Take each line in the entries below that holds "amount" and show it.

Top of DATA UNDER STUDY

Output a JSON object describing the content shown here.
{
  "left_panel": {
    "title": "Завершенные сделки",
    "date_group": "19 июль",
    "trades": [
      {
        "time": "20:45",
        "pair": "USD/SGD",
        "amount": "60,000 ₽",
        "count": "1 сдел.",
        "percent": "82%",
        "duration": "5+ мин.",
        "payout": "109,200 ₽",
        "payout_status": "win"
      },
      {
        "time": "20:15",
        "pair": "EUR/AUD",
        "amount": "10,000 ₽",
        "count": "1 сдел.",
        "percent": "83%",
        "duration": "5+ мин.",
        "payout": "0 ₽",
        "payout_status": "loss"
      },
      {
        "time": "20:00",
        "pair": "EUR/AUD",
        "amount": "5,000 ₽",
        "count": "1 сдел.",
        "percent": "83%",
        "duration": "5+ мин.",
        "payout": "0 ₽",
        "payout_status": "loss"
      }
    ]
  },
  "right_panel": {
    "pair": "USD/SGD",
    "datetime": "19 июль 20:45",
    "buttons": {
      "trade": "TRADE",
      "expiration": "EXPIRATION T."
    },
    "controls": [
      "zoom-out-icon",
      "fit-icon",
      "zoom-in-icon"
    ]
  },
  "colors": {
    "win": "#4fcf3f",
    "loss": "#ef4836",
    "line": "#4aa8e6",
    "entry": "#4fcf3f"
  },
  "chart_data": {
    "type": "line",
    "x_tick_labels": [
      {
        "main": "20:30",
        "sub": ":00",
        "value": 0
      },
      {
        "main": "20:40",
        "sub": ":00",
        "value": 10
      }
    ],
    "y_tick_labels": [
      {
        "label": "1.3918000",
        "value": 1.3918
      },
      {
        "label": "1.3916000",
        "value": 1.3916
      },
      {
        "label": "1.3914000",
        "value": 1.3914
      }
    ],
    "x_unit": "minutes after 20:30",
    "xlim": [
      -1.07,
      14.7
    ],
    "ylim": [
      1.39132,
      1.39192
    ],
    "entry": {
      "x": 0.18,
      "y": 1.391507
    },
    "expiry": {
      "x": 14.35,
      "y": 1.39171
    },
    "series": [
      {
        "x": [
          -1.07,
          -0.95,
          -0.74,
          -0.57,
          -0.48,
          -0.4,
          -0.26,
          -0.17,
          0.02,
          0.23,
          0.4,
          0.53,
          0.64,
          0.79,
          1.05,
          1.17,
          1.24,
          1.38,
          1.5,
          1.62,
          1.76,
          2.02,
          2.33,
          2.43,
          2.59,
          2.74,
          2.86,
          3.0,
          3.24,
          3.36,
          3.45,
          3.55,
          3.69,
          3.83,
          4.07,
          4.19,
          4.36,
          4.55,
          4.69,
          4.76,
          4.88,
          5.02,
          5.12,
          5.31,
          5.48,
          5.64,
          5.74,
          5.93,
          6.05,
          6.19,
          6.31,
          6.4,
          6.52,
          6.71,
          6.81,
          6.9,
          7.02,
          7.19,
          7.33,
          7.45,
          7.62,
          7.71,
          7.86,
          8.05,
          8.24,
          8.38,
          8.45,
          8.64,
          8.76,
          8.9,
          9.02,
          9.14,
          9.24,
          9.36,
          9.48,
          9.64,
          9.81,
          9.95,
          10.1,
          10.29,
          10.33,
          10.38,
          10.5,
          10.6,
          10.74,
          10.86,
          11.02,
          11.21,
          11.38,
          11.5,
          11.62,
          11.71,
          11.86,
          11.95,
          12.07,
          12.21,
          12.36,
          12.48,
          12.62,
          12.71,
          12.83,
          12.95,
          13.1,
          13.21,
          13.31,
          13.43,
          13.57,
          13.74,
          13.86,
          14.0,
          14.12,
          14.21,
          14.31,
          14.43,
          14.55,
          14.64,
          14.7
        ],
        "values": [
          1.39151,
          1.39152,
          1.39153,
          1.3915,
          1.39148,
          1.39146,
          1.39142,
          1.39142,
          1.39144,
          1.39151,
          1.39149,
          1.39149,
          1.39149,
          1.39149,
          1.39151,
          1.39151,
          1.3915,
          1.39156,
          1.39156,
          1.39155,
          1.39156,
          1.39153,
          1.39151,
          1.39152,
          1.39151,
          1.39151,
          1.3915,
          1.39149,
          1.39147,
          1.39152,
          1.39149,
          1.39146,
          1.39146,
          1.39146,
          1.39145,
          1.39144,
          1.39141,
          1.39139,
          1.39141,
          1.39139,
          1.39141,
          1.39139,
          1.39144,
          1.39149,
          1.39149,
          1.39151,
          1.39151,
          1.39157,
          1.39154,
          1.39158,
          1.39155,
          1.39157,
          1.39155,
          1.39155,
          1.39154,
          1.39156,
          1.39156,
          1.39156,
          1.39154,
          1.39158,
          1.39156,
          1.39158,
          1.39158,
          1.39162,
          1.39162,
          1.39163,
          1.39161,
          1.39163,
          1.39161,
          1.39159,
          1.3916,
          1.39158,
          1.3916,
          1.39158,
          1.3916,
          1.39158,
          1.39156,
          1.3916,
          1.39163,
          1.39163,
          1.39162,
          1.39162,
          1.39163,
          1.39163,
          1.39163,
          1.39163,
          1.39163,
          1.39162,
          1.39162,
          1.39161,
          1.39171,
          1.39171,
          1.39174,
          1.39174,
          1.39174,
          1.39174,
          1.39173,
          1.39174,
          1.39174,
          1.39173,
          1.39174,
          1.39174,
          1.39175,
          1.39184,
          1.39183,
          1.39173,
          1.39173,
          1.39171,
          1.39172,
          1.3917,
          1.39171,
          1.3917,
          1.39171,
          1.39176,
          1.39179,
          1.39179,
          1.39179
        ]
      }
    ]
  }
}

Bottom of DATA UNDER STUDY

RESULT OF THE TASK>
        "amount": "60,000 ₽",
        "amount": "10,000 ₽",
        "amount": "5,000 ₽",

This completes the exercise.